“The police need no reasons.”
“But what had he done?”
Prem Chand ignored me and continued talking. He obviously took it for granted that no one questioned the police just as no one doubted daughters were a calamity. In India certain things just are. Aise hi hai.
“I had a rickshaw also.”
“Cycle?” I asked.
The hurt look crept back into his face.
‘Nahi baba. Auto. Auto. Auto,” he snapped.
I was embarrassed. I had wounded him twice in less than half an hour. His ability to recover, however, proved as good as his capacity to take offense. He waited for my next question.
“What do you do these days?”
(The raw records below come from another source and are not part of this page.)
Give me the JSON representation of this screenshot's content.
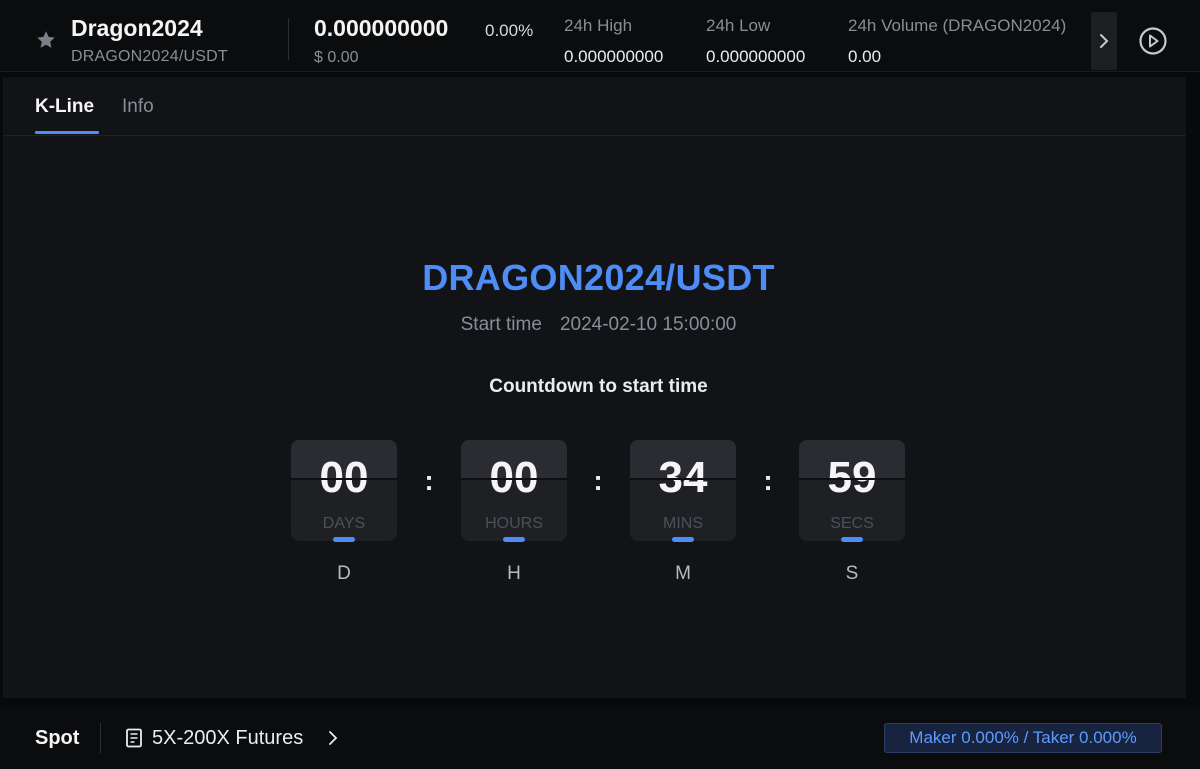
{
  "header": {
    "symbol": "Dragon2024",
    "pair": "DRAGON2024/USDT",
    "price": "0.000000000",
    "change": "0.00%",
    "usd_price": "$ 0.00",
    "stats": [
      {
        "label": "24h High",
        "value": "0.000000000"
      },
      {
        "label": "24h Low",
        "value": "0.000000000"
      },
      {
        "label": "24h Volume (DRAGON2024)",
        "value": "0.00"
      }
    ],
    "icons": {
      "favorite": "star-icon",
      "scroll": "chevron-right-icon",
      "play": "play-circle-icon"
    }
  },
  "tabs": [
    {
      "label": "K-Line",
      "active": true
    },
    {
      "label": "Info",
      "active": false
    }
  ],
  "listing": {
    "pair": "DRAGON2024/USDT",
    "start_label": "Start time",
    "start_time": "2024-02-10 15:00:00",
    "countdown_title": "Countdown to start time",
    "units": [
      {
        "value": "00",
        "unit": "DAYS",
        "letter": "D"
      },
      {
        "value": "00",
        "unit": "HOURS",
        "letter": "H"
      },
      {
        "value": "34",
        "unit": "MINS",
        "letter": "M"
      },
      {
        "value": "59",
        "unit": "SECS",
        "letter": "S"
      }
    ],
    "separator": ":"
  },
  "footer": {
    "spot": "Spot",
    "futures": "5X-200X Futures",
    "fees": "Maker 0.000% / Taker 0.000%"
  },
  "colors": {
    "accent": "#4f8df6",
    "background": "#08090b",
    "panel": "#121317"
  }
}
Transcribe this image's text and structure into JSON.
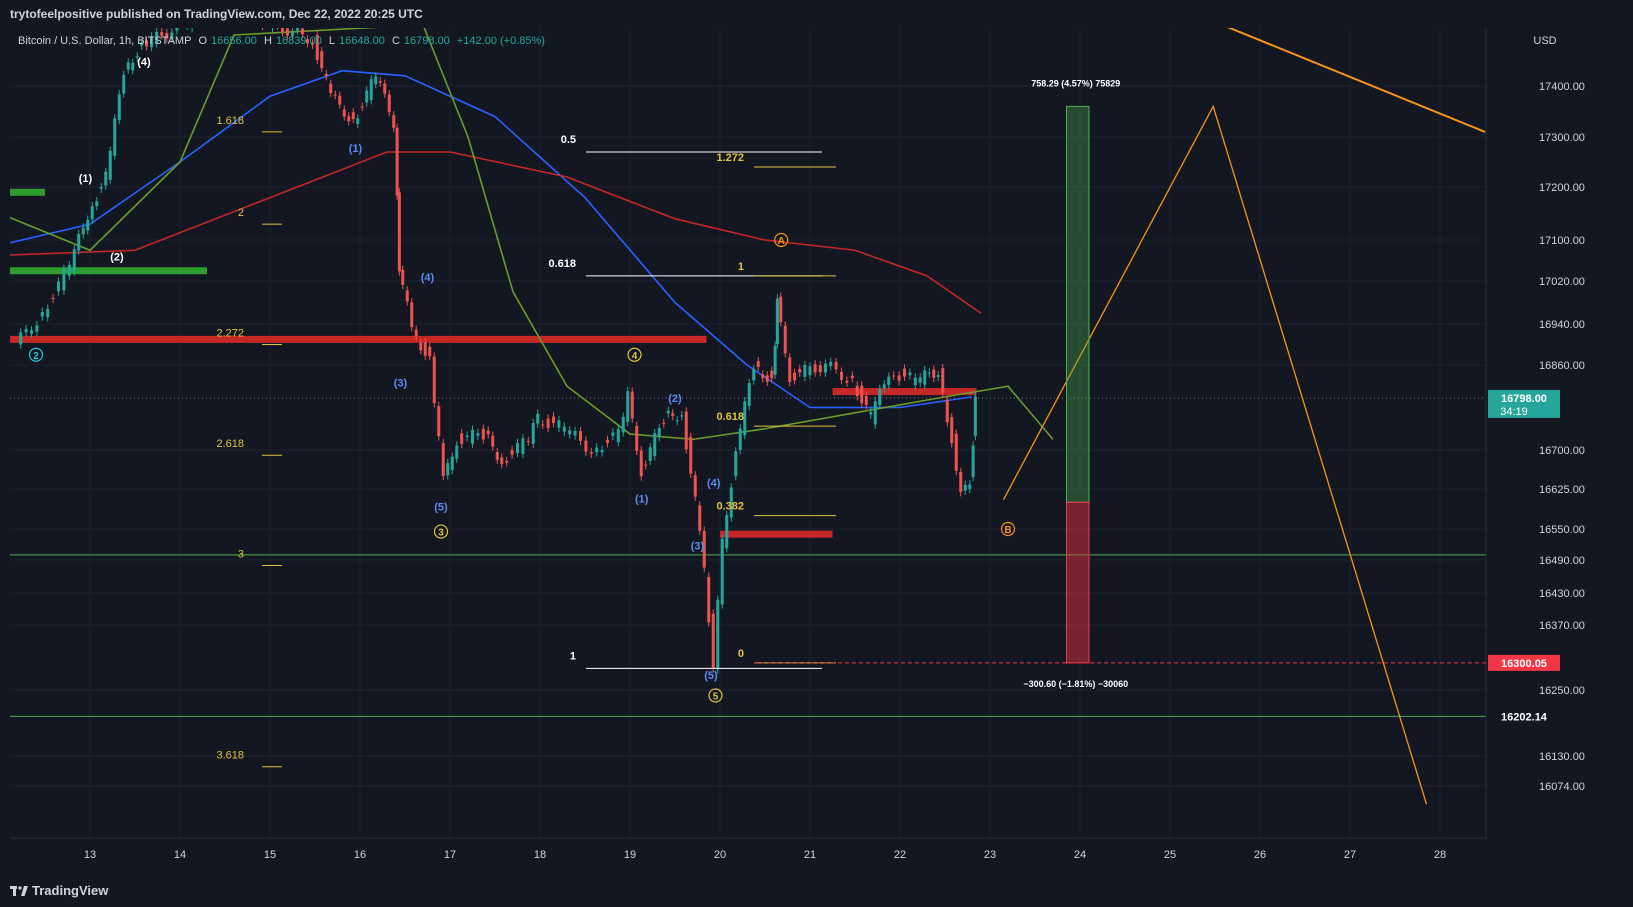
{
  "header": {
    "publish_text": "trytofeelpositive published on TradingView.com, Dec 22, 2022 20:25 UTC"
  },
  "legend": {
    "symbol": "Bitcoin / U.S. Dollar, 1h, BITSTAMP",
    "open_label": "O",
    "open": "16656.00",
    "high_label": "H",
    "high": "16839.00",
    "low_label": "L",
    "low": "16648.00",
    "close_label": "C",
    "close": "16798.00",
    "change": "+142.00 (+0.85%)"
  },
  "footer": {
    "brand": "TradingView"
  },
  "colors": {
    "background": "#131722",
    "up": "#26a69a",
    "down": "#ef5350",
    "grid": "#1e222d",
    "orange": "#f7931a",
    "ma_blue": "#2962ff",
    "ma_red": "#c62828",
    "ma_green": "#6a9c2a"
  },
  "chart_data": {
    "type": "candlestick",
    "symbol": "BTCUSD",
    "exchange": "BITSTAMP",
    "interval": "1h",
    "y_axis_unit": "USD",
    "ylim": [
      16040,
      17540
    ],
    "x_tick_labels": [
      "13",
      "14",
      "15",
      "16",
      "17",
      "18",
      "19",
      "20",
      "21",
      "22",
      "23",
      "24",
      "25",
      "26",
      "27",
      "28"
    ],
    "y_tick_labels": [
      "17400.00",
      "17300.00",
      "17200.00",
      "17100.00",
      "17020.00",
      "16940.00",
      "16860.00",
      "16700.00",
      "16625.00",
      "16550.00",
      "16490.00",
      "16430.00",
      "16370.00",
      "16250.00",
      "16130.00",
      "16074.00"
    ],
    "y_ticks": [
      17400,
      17300,
      17200,
      17100,
      17020,
      16940,
      16860,
      16700,
      16625,
      16550,
      16490,
      16430,
      16370,
      16250,
      16130,
      16074
    ],
    "price_badges": [
      {
        "label": "16798.00",
        "sub": "34:19",
        "value": 16798,
        "color": "#26a69a"
      },
      {
        "label": "16300.05",
        "value": 16300.05,
        "color": "#f23645"
      },
      {
        "label": "16202.14",
        "value": 16202.14,
        "color": "#131722"
      }
    ],
    "close_path": [
      {
        "day": 12.2,
        "price": 16900
      },
      {
        "day": 12.5,
        "price": 16960
      },
      {
        "day": 12.8,
        "price": 17050
      },
      {
        "day": 13.0,
        "price": 17150
      },
      {
        "day": 13.2,
        "price": 17220
      },
      {
        "day": 13.4,
        "price": 17430
      },
      {
        "day": 13.6,
        "price": 17480
      },
      {
        "day": 14.5,
        "price": 17560
      },
      {
        "day": 15.5,
        "price": 17490
      },
      {
        "day": 15.7,
        "price": 17380
      },
      {
        "day": 15.95,
        "price": 17330
      },
      {
        "day": 16.2,
        "price": 17420
      },
      {
        "day": 16.4,
        "price": 17330
      },
      {
        "day": 16.45,
        "price": 17050
      },
      {
        "day": 16.6,
        "price": 16930
      },
      {
        "day": 16.8,
        "price": 16870
      },
      {
        "day": 16.95,
        "price": 16640
      },
      {
        "day": 17.1,
        "price": 16720
      },
      {
        "day": 17.4,
        "price": 16730
      },
      {
        "day": 17.6,
        "price": 16680
      },
      {
        "day": 17.9,
        "price": 16720
      },
      {
        "day": 18.0,
        "price": 16760
      },
      {
        "day": 18.3,
        "price": 16740
      },
      {
        "day": 18.6,
        "price": 16700
      },
      {
        "day": 18.9,
        "price": 16730
      },
      {
        "day": 19.0,
        "price": 16800
      },
      {
        "day": 19.15,
        "price": 16660
      },
      {
        "day": 19.4,
        "price": 16760
      },
      {
        "day": 19.6,
        "price": 16770
      },
      {
        "day": 19.75,
        "price": 16600
      },
      {
        "day": 19.85,
        "price": 16470
      },
      {
        "day": 19.95,
        "price": 16300
      },
      {
        "day": 20.05,
        "price": 16520
      },
      {
        "day": 20.2,
        "price": 16700
      },
      {
        "day": 20.4,
        "price": 16860
      },
      {
        "day": 20.6,
        "price": 16830
      },
      {
        "day": 20.65,
        "price": 16980
      },
      {
        "day": 20.8,
        "price": 16840
      },
      {
        "day": 21.2,
        "price": 16860
      },
      {
        "day": 21.5,
        "price": 16830
      },
      {
        "day": 21.7,
        "price": 16760
      },
      {
        "day": 21.9,
        "price": 16850
      },
      {
        "day": 22.2,
        "price": 16830
      },
      {
        "day": 22.45,
        "price": 16850
      },
      {
        "day": 22.6,
        "price": 16720
      },
      {
        "day": 22.7,
        "price": 16610
      },
      {
        "day": 22.8,
        "price": 16640
      },
      {
        "day": 22.85,
        "price": 16798
      }
    ],
    "moving_averages": [
      {
        "color": "#2962ff",
        "points": [
          {
            "day": 12.0,
            "price": 17090
          },
          {
            "day": 13.0,
            "price": 17130
          },
          {
            "day": 14.0,
            "price": 17250
          },
          {
            "day": 15.0,
            "price": 17380
          },
          {
            "day": 15.8,
            "price": 17430
          },
          {
            "day": 16.5,
            "price": 17420
          },
          {
            "day": 17.5,
            "price": 17340
          },
          {
            "day": 18.5,
            "price": 17180
          },
          {
            "day": 19.5,
            "price": 16980
          },
          {
            "day": 20.3,
            "price": 16860
          },
          {
            "day": 21.0,
            "price": 16780
          },
          {
            "day": 22.0,
            "price": 16780
          },
          {
            "day": 22.8,
            "price": 16800
          }
        ]
      },
      {
        "color": "#c62828",
        "points": [
          {
            "day": 12.0,
            "price": 17070
          },
          {
            "day": 13.5,
            "price": 17080
          },
          {
            "day": 15.0,
            "price": 17180
          },
          {
            "day": 16.3,
            "price": 17270
          },
          {
            "day": 17.0,
            "price": 17270
          },
          {
            "day": 18.3,
            "price": 17220
          },
          {
            "day": 19.5,
            "price": 17140
          },
          {
            "day": 20.5,
            "price": 17100
          },
          {
            "day": 21.5,
            "price": 17080
          },
          {
            "day": 22.3,
            "price": 17030
          },
          {
            "day": 22.9,
            "price": 16960
          }
        ]
      },
      {
        "color": "#6a9c2a",
        "points": [
          {
            "day": 12.0,
            "price": 17150
          },
          {
            "day": 13.0,
            "price": 17080
          },
          {
            "day": 14.0,
            "price": 17250
          },
          {
            "day": 14.6,
            "price": 17500
          },
          {
            "day": 16.7,
            "price": 17520
          },
          {
            "day": 17.2,
            "price": 17300
          },
          {
            "day": 17.7,
            "price": 17000
          },
          {
            "day": 18.3,
            "price": 16820
          },
          {
            "day": 19.0,
            "price": 16730
          },
          {
            "day": 19.7,
            "price": 16720
          },
          {
            "day": 20.5,
            "price": 16740
          },
          {
            "day": 21.5,
            "price": 16770
          },
          {
            "day": 22.5,
            "price": 16800
          },
          {
            "day": 23.2,
            "price": 16820
          },
          {
            "day": 23.7,
            "price": 16720
          }
        ]
      }
    ],
    "horizontal_levels": [
      {
        "price": 16500,
        "color": "#4caf50"
      },
      {
        "price": 16202.14,
        "color": "#4caf50"
      },
      {
        "price": 16798,
        "color": "#787b86",
        "dotted": true
      }
    ],
    "zones": [
      {
        "from_day": 12.0,
        "to_day": 14.3,
        "price": 17040,
        "color": "#2e9c2e"
      },
      {
        "from_day": 12.0,
        "to_day": 12.5,
        "price": 17190,
        "color": "#2e9c2e"
      },
      {
        "from_day": 12.0,
        "to_day": 19.85,
        "price": 16910,
        "color": "#c62828"
      },
      {
        "from_day": 20.0,
        "to_day": 21.25,
        "price": 16540,
        "color": "#c62828"
      },
      {
        "from_day": 21.25,
        "to_day": 22.85,
        "price": 16810,
        "color": "#c62828"
      }
    ],
    "fib_levels_left": [
      {
        "label": "1.618",
        "price": 17310
      },
      {
        "label": "2",
        "price": 17130
      },
      {
        "label": "2.272",
        "price": 16900
      },
      {
        "label": "2.618",
        "price": 16690
      },
      {
        "label": "3",
        "price": 16480
      },
      {
        "label": "3.618",
        "price": 16110
      }
    ],
    "fib_retracement": [
      {
        "label": "0.5",
        "price": 17270,
        "color": "#ffffff"
      },
      {
        "label": "0.618",
        "price": 17030,
        "color": "#ffffff"
      },
      {
        "label": "1",
        "price": 16290,
        "color": "#ffffff"
      }
    ],
    "fib_extension": [
      {
        "label": "1.272",
        "price": 17240
      },
      {
        "label": "1",
        "price": 17030
      },
      {
        "label": "0.618",
        "price": 16745
      },
      {
        "label": "0.382",
        "price": 16575
      },
      {
        "label": "0",
        "price": 16300
      }
    ],
    "wave_labels": [
      {
        "text": "(1)",
        "day": 12.95,
        "price": 17210,
        "color": "#ffffff"
      },
      {
        "text": "(2)",
        "day": 13.3,
        "price": 17060,
        "color": "#ffffff"
      },
      {
        "text": "(4)",
        "day": 13.6,
        "price": 17440,
        "color": "#ffffff"
      },
      {
        "text": "(1)",
        "day": 15.95,
        "price": 17270,
        "color": "#5b8def"
      },
      {
        "text": "(4)",
        "day": 16.75,
        "price": 17020,
        "color": "#5b8def"
      },
      {
        "text": "(3)",
        "day": 16.45,
        "price": 16820,
        "color": "#5b8def"
      },
      {
        "text": "(5)",
        "day": 16.9,
        "price": 16585,
        "color": "#5b8def"
      },
      {
        "text": "(1)",
        "day": 19.13,
        "price": 16600,
        "color": "#5b8def"
      },
      {
        "text": "(2)",
        "day": 19.5,
        "price": 16790,
        "color": "#5b8def"
      },
      {
        "text": "(4)",
        "day": 19.93,
        "price": 16630,
        "color": "#5b8def"
      },
      {
        "text": "(3)",
        "day": 19.75,
        "price": 16510,
        "color": "#5b8def"
      },
      {
        "text": "(5)",
        "day": 19.9,
        "price": 16270,
        "color": "#5b8def"
      }
    ],
    "circle_labels": [
      {
        "text": "2",
        "day": 12.4,
        "price": 16880,
        "color": "#26c6da"
      },
      {
        "text": "3",
        "day": 16.9,
        "price": 16545,
        "color": "#e0c341"
      },
      {
        "text": "4",
        "day": 19.05,
        "price": 16880,
        "color": "#e0c341"
      },
      {
        "text": "5",
        "day": 19.95,
        "price": 16240,
        "color": "#e0c341"
      },
      {
        "text": "A",
        "day": 20.68,
        "price": 17100,
        "color": "#f7931a"
      },
      {
        "text": "B",
        "day": 23.2,
        "price": 16550,
        "color": "#f7931a"
      }
    ],
    "projection_path": [
      {
        "day": 23.15,
        "price": 16605
      },
      {
        "day": 25.48,
        "price": 17360
      },
      {
        "day": 27.85,
        "price": 16040
      }
    ],
    "trendline": [
      {
        "day": 25.3,
        "price": 17540
      },
      {
        "day": 28.5,
        "price": 17310
      }
    ],
    "position": {
      "from_day": 23.85,
      "to_day": 24.1,
      "entry": 16600,
      "target": 17360,
      "stop": 16300,
      "target_label": "758.29 (4.57%) 75829",
      "stop_label": "−300.60 (−1.81%) −30060"
    }
  }
}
Grabbing a black lantern he held it up and read aloud. His fingers traced the sloppy handwriting. “Prem Chand. Points Man 1. Phulera Junction.”
“What’s a Points Man?” My question seemed logical. But Prem Chand evaded me.
“I work night duty. 12 hours. 6 to 6.”
“But what’s your work?” I asked again.
“Points Man,” he smiled.
“Do you shunt engines?” I was now desperate to know.
“Yes. I help to shunt. And this and that.”
He fished another bidi from his pocket. I let the subject drop.
My knees ached from squatting. No seats had been vacated as far as I could see. The benches were so crowded the addition or subtraction of one person was undetectable. I returned my attention to Prem Chand
“How much do you make?”
“Three hundred and thirty a month. It isn’t enough for us.”
“You must have made more driving a rickshaw.”
“Oh yes,” he said. “I made plenty of money. Plenty.”
Why join the railroad for less money if you were making more as a rickshaw driver, I wanted to know.
Yet again, he looked pained. Speaking slowly as if I were an erring child Prem Chand laid it out for me.
“There is no izzat (honour) in a rickshaw. With this job I have honour. Everyone used to yell, ‘Taxi, taxi’ before. It was shameful. Now, as Points Man even the Station Master greets me in the morning. Everyone knows me. Just come to Phulera Junction and ask for Prem Chand. They all know me. Now I have honour.”
The train was slowing and Prem Chand jumpted up, wrapped the blanket we had been sharing around his shoulders and lit a bidi.
“You do you thing,” he admonished me. “Give me one rupee for chaipani.”
Glad to redeem myself in his eyes I pulled out the loose change from my pocket, 80 paise.
“Here, this is all I have.” I slipped it into his hand.
He flashed his wry unbelieving smile and melted into the crowd mobbing the train.